Records from a data collection
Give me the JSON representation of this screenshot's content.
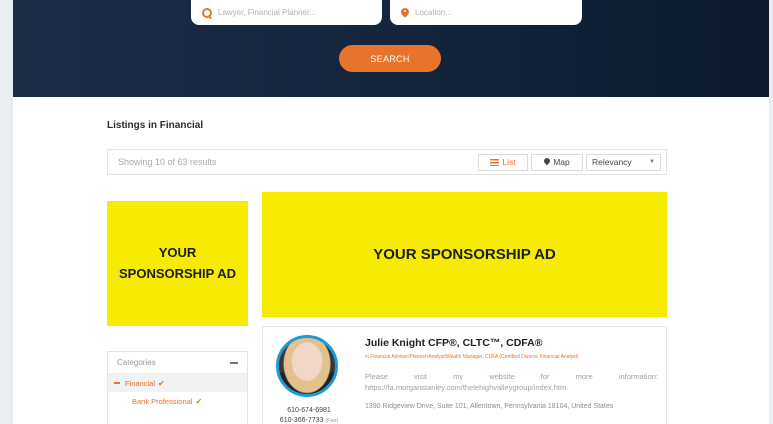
{
  "search": {
    "what_placeholder": "Lawyer, Financial Planner...",
    "where_placeholder": "Location...",
    "button_label": "SEARCH"
  },
  "listings": {
    "heading": "Listings in Financial",
    "result_count": "Showing 10 of 63 results",
    "view_list_label": "List",
    "view_map_label": "Map",
    "sort_selected": "Relevancy"
  },
  "ads": {
    "side_label": "YOUR SPONSORSHIP AD",
    "main_label": "YOUR SPONSORSHIP AD"
  },
  "categories": {
    "title": "Categories",
    "items": [
      {
        "label": "Financial",
        "checked": true
      },
      {
        "label": "Bank Professional",
        "checked": true
      }
    ]
  },
  "listing": {
    "name": "Julie Knight CFP®, CLTC™, CDFA®",
    "in_label": "in",
    "categories_text": "Financial Advisor/Planner/Analyst/Wealth Manager, CDFA (Certified Divorce Financial Analyst)",
    "description": "Please visit my website for more information: https://fa.morganstanley.com/thelehighvalleygroup/index.htm",
    "address": "1390 Ridgeview Drive, Suite 101, Allentown, Pennsylvania 18104, United States",
    "phone": "610-674-6981",
    "fax": "610-366-7733",
    "fax_label": "(Fax)"
  },
  "colors": {
    "accent": "#e8732a",
    "hero_bg": "#13243b",
    "ad_yellow": "#f7ec00",
    "avatar_ring": "#1e9bd7"
  }
}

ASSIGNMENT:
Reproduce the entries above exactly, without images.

WRITTEN RESPONSE:
Give me the JSON representation of this screenshot's content.
{
  "search": {
    "what_placeholder": "Lawyer, Financial Planner...",
    "where_placeholder": "Location...",
    "button_label": "SEARCH"
  },
  "listings": {
    "heading": "Listings in Financial",
    "result_count": "Showing 10 of 63 results",
    "view_list_label": "List",
    "view_map_label": "Map",
    "sort_selected": "Relevancy"
  },
  "ads": {
    "side_label": "YOUR SPONSORSHIP AD",
    "main_label": "YOUR SPONSORSHIP AD"
  },
  "categories": {
    "title": "Categories",
    "items": [
      {
        "label": "Financial",
        "checked": true
      },
      {
        "label": "Bank Professional",
        "checked": true
      }
    ]
  },
  "listing": {
    "name": "Julie Knight CFP®, CLTC™, CDFA®",
    "in_label": "in",
    "categories_text": "Financial Advisor/Planner/Analyst/Wealth Manager, CDFA (Certified Divorce Financial Analyst)",
    "description": "Please visit my website for more information: https://fa.morganstanley.com/thelehighvalleygroup/index.htm",
    "address": "1390 Ridgeview Drive, Suite 101, Allentown, Pennsylvania 18104, United States",
    "phone": "610-674-6981",
    "fax": "610-366-7733",
    "fax_label": "(Fax)"
  },
  "colors": {
    "accent": "#e8732a",
    "hero_bg": "#13243b",
    "ad_yellow": "#f7ec00",
    "avatar_ring": "#1e9bd7"
  }
}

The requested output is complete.